Those who are continually seeking new and creative ways to undermine our constitutional rights often assert that background checks are “no big deal.” While the Constitution makes no mention of background checks or provides any provision whereby citizens must ask the government for permission to exercise their constitutional right to bear arms, the left (and too much of the right) continues to labor under the mistaken belief that a little infringement upon our uninfringeable rights are okay.
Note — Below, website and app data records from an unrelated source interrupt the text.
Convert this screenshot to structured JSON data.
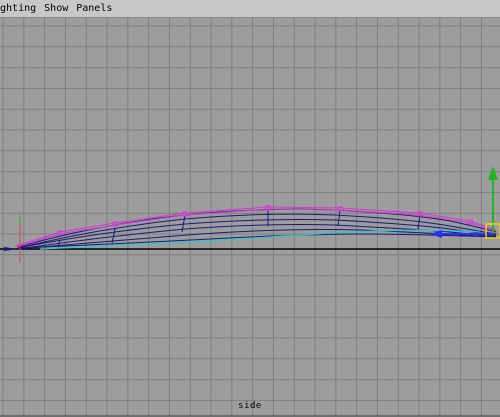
{
  "menubar": {
    "items": [
      "ighting",
      "Show",
      "Panels"
    ]
  },
  "viewport": {
    "label": "side",
    "background_color": "#9d9d9d",
    "grid_color": "#7f7f7f",
    "axis_color": "#000000",
    "wireframe_color": "#1a1a7a",
    "cv_color": "#d23cd2",
    "cyan_curve_color": "#2fc7c7"
  },
  "manipulator": {
    "icon": "move-manipulator-icon",
    "y_axis_color": "#21b621",
    "z_axis_color": "#2c2cff",
    "handle_color": "#f0d200"
  },
  "origin_marker": {
    "icon": "origin-axis-icon"
  }
}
Not only should each and every American reject background checks as a matter of principle; Americans should also be alarmed at the prospect of error on the part of the federal government. Bureaucracies make mistakes. Hell, that’s practically all they seem to do in this day and age. So, it should come as little surprise to discover that law-abiding Americans are routinely snared in the complicated bureaucracy of the federal government when they attempt to purchase a firearm and are wrongly denied due to errors.
So, if one is wrongly denied during a background check (a violation to which no American should have to submit in the first place), what should be done? Usually, a retry will clear-up the error after the law-abiding citizen appeals the decision that was made in error.
Now, those who are wrongly denied have no legitimate recourse as the federal government has stopped processing appeals claims for citizens who have been denied during their background checks.
Calling the outrageous turn of events a “makeshift reorganization,” the USA Today reports that background check processors have been redeployed to help process the overwhelmed bureau tasked with processing background check requests.
Because of this reallocation of personnel, they have stopped processing denial appeals and already, a backlog of 7,100 denial appeals has piled-up, leaving 7,100 Americans denied their constitutional rights and with no recourse to regain them.
The NRA highlights the danger of this current bureaucratic mess:
It is important to understand the severe scope of the problem of erroneous denials, and thus the need for a well-functioning denial appeals process. FBI’s own informational materials provide evidence of the system’s potential for mistakes. The agency’s 2014 NICS operations report, for example, explains that a denial merely “indicates the prospective firearms transferee or another individual with a similar name and/or similar descriptive features was matched with either federally prohibiting criteria or state-prohibiting criteria.” In 2014, 90,895 federal NICS checks resulted in a denial. That same year, 4,411 NICS denials were later overturned through the appeals process, or close to 5 percent of total denials that year.
Moreover, there is significant reason to believe that the number of erroneous denials is far greater than those overturned on appeal. Some individuals incorrectly denied may feel intimidated by the appeals process or simply dealing with the federal government in this capacity. In her book, Brady Denial? You CAN Get Your Guns Back!, Attorney Cindy Ellen Hill, who has helped clients navigate the NICS denial appeals process, writes, “people who don’t appeal their…